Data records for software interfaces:
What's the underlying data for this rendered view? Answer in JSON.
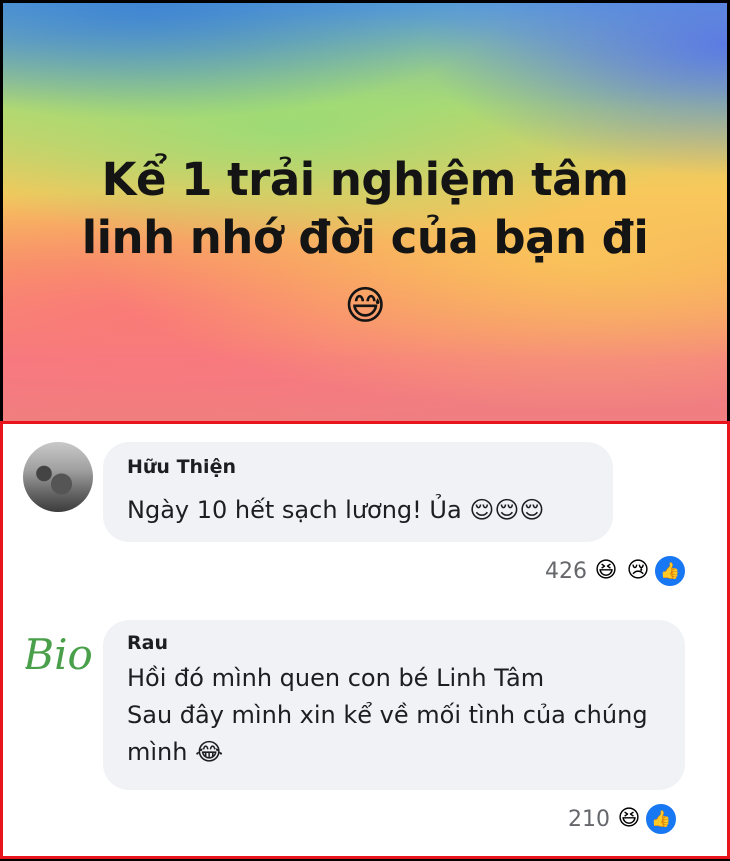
{
  "post": {
    "title_line1": "Kể 1 trải nghiệm tâm",
    "title_line2": "linh nhớ đời của bạn đi",
    "emoji": "😅"
  },
  "comments": [
    {
      "author": "Hữu Thiện",
      "lines": [
        "Ngày 10 hết sạch lương! Ủa 😌😌😌"
      ],
      "reaction_count": "426",
      "reactions": [
        "haha-icon",
        "sad-icon",
        "like-icon"
      ]
    },
    {
      "author": "Rau",
      "lines": [
        "Hồi đó mình quen con bé Linh Tâm",
        "Sau đây mình xin kể về mối tình của chúng",
        "mình 😂"
      ],
      "avatar_logo": "Bio",
      "reaction_count": "210",
      "reactions": [
        "haha-icon",
        "like-icon"
      ]
    }
  ],
  "colors": {
    "highlight_border": "#e8141b",
    "bubble_bg": "#f0f2f5",
    "like_blue": "#1877f2"
  }
}
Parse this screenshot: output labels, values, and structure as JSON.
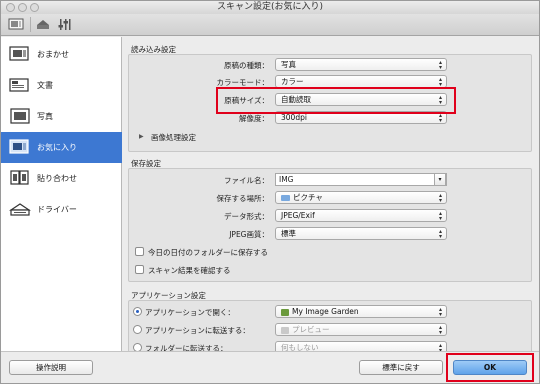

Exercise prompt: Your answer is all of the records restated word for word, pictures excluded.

Output:
What's the underlying data for this rendered view? Answer in JSON.
{
  "post": {
    "title_line1": "Kể 1 trải nghiệm tâm",
    "title_line2": "linh nhớ đời của bạn đi",
    "emoji": "😅"
  },
  "comments": [
    {
      "author": "Hữu Thiện",
      "lines": [
        "Ngày 10 hết sạch lương! Ủa 😌😌😌"
      ],
      "reaction_count": "426",
      "reactions": [
        "haha-icon",
        "sad-icon",
        "like-icon"
      ]
    },
    {
      "author": "Rau",
      "lines": [
        "Hồi đó mình quen con bé Linh Tâm",
        "Sau đây mình xin kể về mối tình của chúng",
        "mình 😂"
      ],
      "avatar_logo": "Bio",
      "reaction_count": "210",
      "reactions": [
        "haha-icon",
        "like-icon"
      ]
    }
  ],
  "colors": {
    "highlight_border": "#e8141b",
    "bubble_bg": "#f0f2f5",
    "like_blue": "#1877f2"
  }
}
Parse this screenshot: output labels, values, and structure as JSON.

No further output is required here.